I briefly talked about Scroogle in a previous blogpost, but it deserves its own post since it’s such a great tool! Scroogle was developed by Daniel Brandt and basically figures as a proxy for Google search.
That’s how it works according to their website:

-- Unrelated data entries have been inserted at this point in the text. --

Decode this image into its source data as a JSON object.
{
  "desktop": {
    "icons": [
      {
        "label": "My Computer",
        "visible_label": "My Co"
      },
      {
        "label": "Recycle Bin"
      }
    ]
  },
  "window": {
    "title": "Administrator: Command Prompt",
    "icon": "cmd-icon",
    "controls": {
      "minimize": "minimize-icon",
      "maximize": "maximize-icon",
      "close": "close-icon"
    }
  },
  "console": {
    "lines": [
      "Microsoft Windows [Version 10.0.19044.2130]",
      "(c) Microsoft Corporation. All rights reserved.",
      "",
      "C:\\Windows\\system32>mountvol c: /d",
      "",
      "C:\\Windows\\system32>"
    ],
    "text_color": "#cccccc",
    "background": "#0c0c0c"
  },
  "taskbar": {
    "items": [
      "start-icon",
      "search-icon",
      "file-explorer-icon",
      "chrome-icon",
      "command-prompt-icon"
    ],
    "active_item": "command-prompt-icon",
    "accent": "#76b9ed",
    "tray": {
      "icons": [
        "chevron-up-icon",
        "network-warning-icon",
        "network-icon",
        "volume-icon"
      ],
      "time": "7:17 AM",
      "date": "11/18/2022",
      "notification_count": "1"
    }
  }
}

Using Google through Scroogle hence protects users’ privacy because it disables the logging and archiving of cookies and IP addresses, which capture users’ search activities. It allows users to enjoy the full search service without feeding user data into the search engine. Contrary to reconfiguring browsers, deleting cookies and other strategies of “digital self-defense”, which often trigger inconveniences, Scroogle maintains the full service (except from Google’s annoying ads). Accordingly, Scroogle may be seen as exploiting Google. In my perception this is only fair since Google exploits us too by using our web content, linking strategies and, most importantly, our data to create profit. The so-called “user profiling”, the creation of “profiles” out of users’ search terms, search history and locations, is the basis for user-targeted advertising that made Google one of the most profitable companies on earth.*

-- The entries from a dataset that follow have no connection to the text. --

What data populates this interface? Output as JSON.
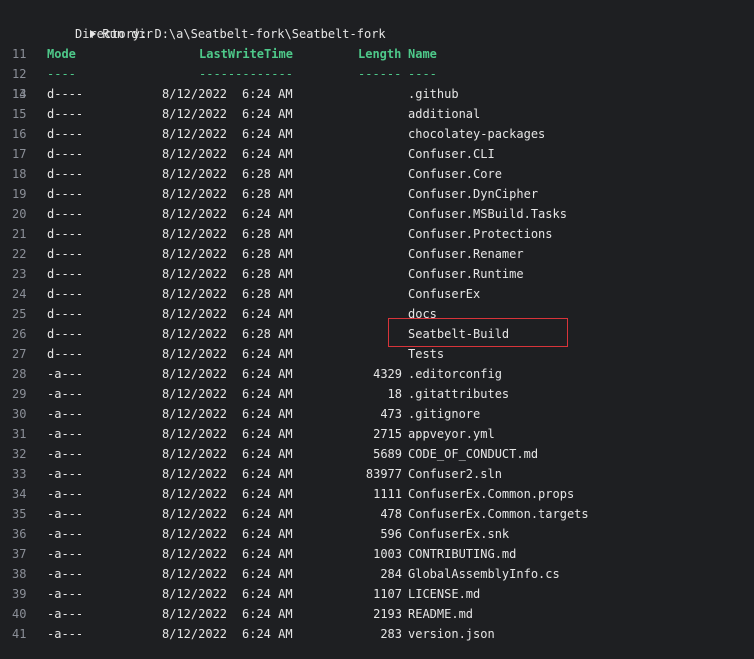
{
  "run": {
    "line": "",
    "title": "Run dir",
    "directory_line_no": "11",
    "directory_text": "Directory: D:\\a\\Seatbelt-fork\\Seatbelt-fork"
  },
  "header": {
    "line": "12",
    "mode": "Mode",
    "last_write_time": "LastWriteTime",
    "length": "Length",
    "name": "Name"
  },
  "separator": {
    "line": "13",
    "mode": "----",
    "last_write_time": "-------------",
    "length": "------",
    "name": "----"
  },
  "rows": [
    {
      "line": "14",
      "mode": "d----",
      "date": "8/12/2022",
      "time": "6:24 AM",
      "length": "",
      "name": ".github"
    },
    {
      "line": "15",
      "mode": "d----",
      "date": "8/12/2022",
      "time": "6:24 AM",
      "length": "",
      "name": "additional"
    },
    {
      "line": "16",
      "mode": "d----",
      "date": "8/12/2022",
      "time": "6:24 AM",
      "length": "",
      "name": "chocolatey-packages"
    },
    {
      "line": "17",
      "mode": "d----",
      "date": "8/12/2022",
      "time": "6:24 AM",
      "length": "",
      "name": "Confuser.CLI"
    },
    {
      "line": "18",
      "mode": "d----",
      "date": "8/12/2022",
      "time": "6:28 AM",
      "length": "",
      "name": "Confuser.Core"
    },
    {
      "line": "19",
      "mode": "d----",
      "date": "8/12/2022",
      "time": "6:28 AM",
      "length": "",
      "name": "Confuser.DynCipher"
    },
    {
      "line": "20",
      "mode": "d----",
      "date": "8/12/2022",
      "time": "6:24 AM",
      "length": "",
      "name": "Confuser.MSBuild.Tasks"
    },
    {
      "line": "21",
      "mode": "d----",
      "date": "8/12/2022",
      "time": "6:28 AM",
      "length": "",
      "name": "Confuser.Protections"
    },
    {
      "line": "22",
      "mode": "d----",
      "date": "8/12/2022",
      "time": "6:28 AM",
      "length": "",
      "name": "Confuser.Renamer"
    },
    {
      "line": "23",
      "mode": "d----",
      "date": "8/12/2022",
      "time": "6:28 AM",
      "length": "",
      "name": "Confuser.Runtime"
    },
    {
      "line": "24",
      "mode": "d----",
      "date": "8/12/2022",
      "time": "6:28 AM",
      "length": "",
      "name": "ConfuserEx"
    },
    {
      "line": "25",
      "mode": "d----",
      "date": "8/12/2022",
      "time": "6:24 AM",
      "length": "",
      "name": "docs"
    },
    {
      "line": "26",
      "mode": "d----",
      "date": "8/12/2022",
      "time": "6:28 AM",
      "length": "",
      "name": "Seatbelt-Build"
    },
    {
      "line": "27",
      "mode": "d----",
      "date": "8/12/2022",
      "time": "6:24 AM",
      "length": "",
      "name": "Tests"
    },
    {
      "line": "28",
      "mode": "-a---",
      "date": "8/12/2022",
      "time": "6:24 AM",
      "length": "4329",
      "name": ".editorconfig"
    },
    {
      "line": "29",
      "mode": "-a---",
      "date": "8/12/2022",
      "time": "6:24 AM",
      "length": "18",
      "name": ".gitattributes"
    },
    {
      "line": "30",
      "mode": "-a---",
      "date": "8/12/2022",
      "time": "6:24 AM",
      "length": "473",
      "name": ".gitignore"
    },
    {
      "line": "31",
      "mode": "-a---",
      "date": "8/12/2022",
      "time": "6:24 AM",
      "length": "2715",
      "name": "appveyor.yml"
    },
    {
      "line": "32",
      "mode": "-a---",
      "date": "8/12/2022",
      "time": "6:24 AM",
      "length": "5689",
      "name": "CODE_OF_CONDUCT.md"
    },
    {
      "line": "33",
      "mode": "-a---",
      "date": "8/12/2022",
      "time": "6:24 AM",
      "length": "83977",
      "name": "Confuser2.sln"
    },
    {
      "line": "34",
      "mode": "-a---",
      "date": "8/12/2022",
      "time": "6:24 AM",
      "length": "1111",
      "name": "ConfuserEx.Common.props"
    },
    {
      "line": "35",
      "mode": "-a---",
      "date": "8/12/2022",
      "time": "6:24 AM",
      "length": "478",
      "name": "ConfuserEx.Common.targets"
    },
    {
      "line": "36",
      "mode": "-a---",
      "date": "8/12/2022",
      "time": "6:24 AM",
      "length": "596",
      "name": "ConfuserEx.snk"
    },
    {
      "line": "37",
      "mode": "-a---",
      "date": "8/12/2022",
      "time": "6:24 AM",
      "length": "1003",
      "name": "CONTRIBUTING.md"
    },
    {
      "line": "38",
      "mode": "-a---",
      "date": "8/12/2022",
      "time": "6:24 AM",
      "length": "284",
      "name": "GlobalAssemblyInfo.cs"
    },
    {
      "line": "39",
      "mode": "-a---",
      "date": "8/12/2022",
      "time": "6:24 AM",
      "length": "1107",
      "name": "LICENSE.md"
    },
    {
      "line": "40",
      "mode": "-a---",
      "date": "8/12/2022",
      "time": "6:24 AM",
      "length": "2193",
      "name": "README.md"
    },
    {
      "line": "41",
      "mode": "-a---",
      "date": "8/12/2022",
      "time": "6:24 AM",
      "length": "283",
      "name": "version.json"
    }
  ],
  "colors": {
    "background": "#1e1f22",
    "header_green": "#4ec98a",
    "highlight_red": "#d8343a",
    "line_number": "#8b8f98"
  }
}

Scroogle thus enables users to opt out of this economic exploitation scheme, while still providing the benefits of Google search. A clever move! Besides, Scroogle is entertaining too. Its homepage shows a new comic each time you reload the page. Most of the comics make fun of Google, and some of them are truly hilarious:
But check it out yourself, it’s worth risking a look! Another great tool is the Firefox Add-on „TrackMeNot“, which messes up user profiles by sending random search queries to the search engine.

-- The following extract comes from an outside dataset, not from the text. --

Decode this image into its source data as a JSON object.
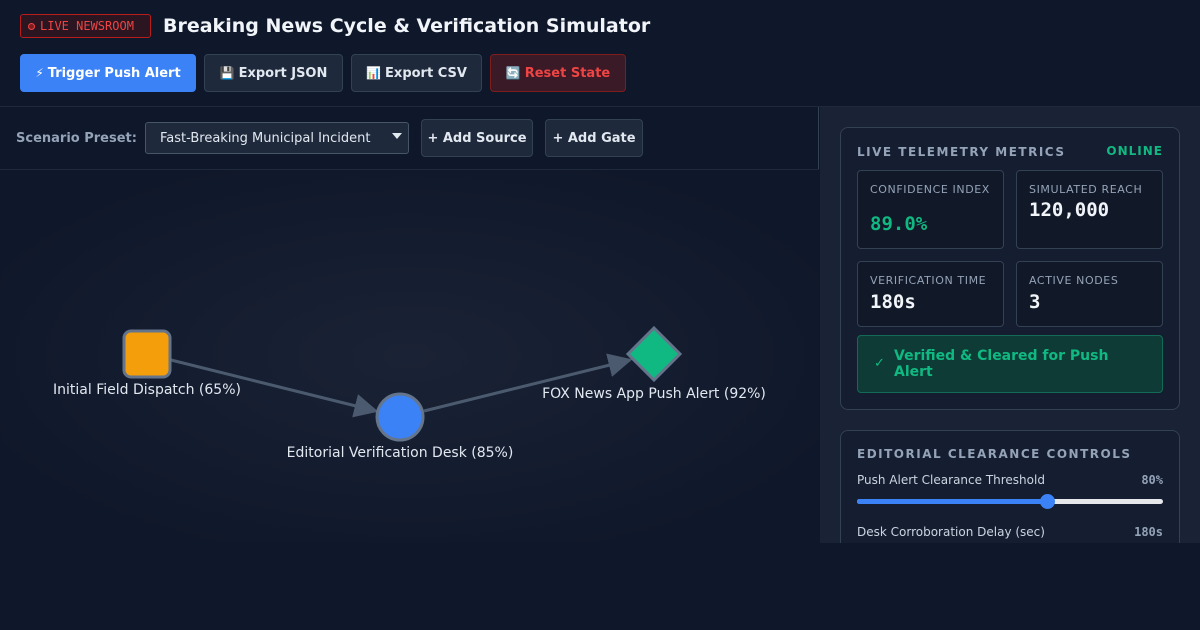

* For an academic discussion on Google’s exploitation scheme within the broader context of capitalist society see, for example:
Fuchs, Christian (forthcoming) A Contribution to the Critique of the Political Economy of Google, Fast Capitalism, vol. 8, no. 1.
Mager, Astrid (2011) Algorithmic Ideology. How Society Shapes Search Engines, Conference paper for the OII conference “A Decade in Internet Time” (Oxford, 21-24 September).
Pasquinelli, Matteo (2009) Google’s PageRank. Diagram of the Cognitive Capitalism and Rentier of the Common Intellect, in Deep Search: The Politics of Search Engines beyond Google, eds. K. Becker & F. Stalder, Studienverlag, Innsbruck, pp. 152-162.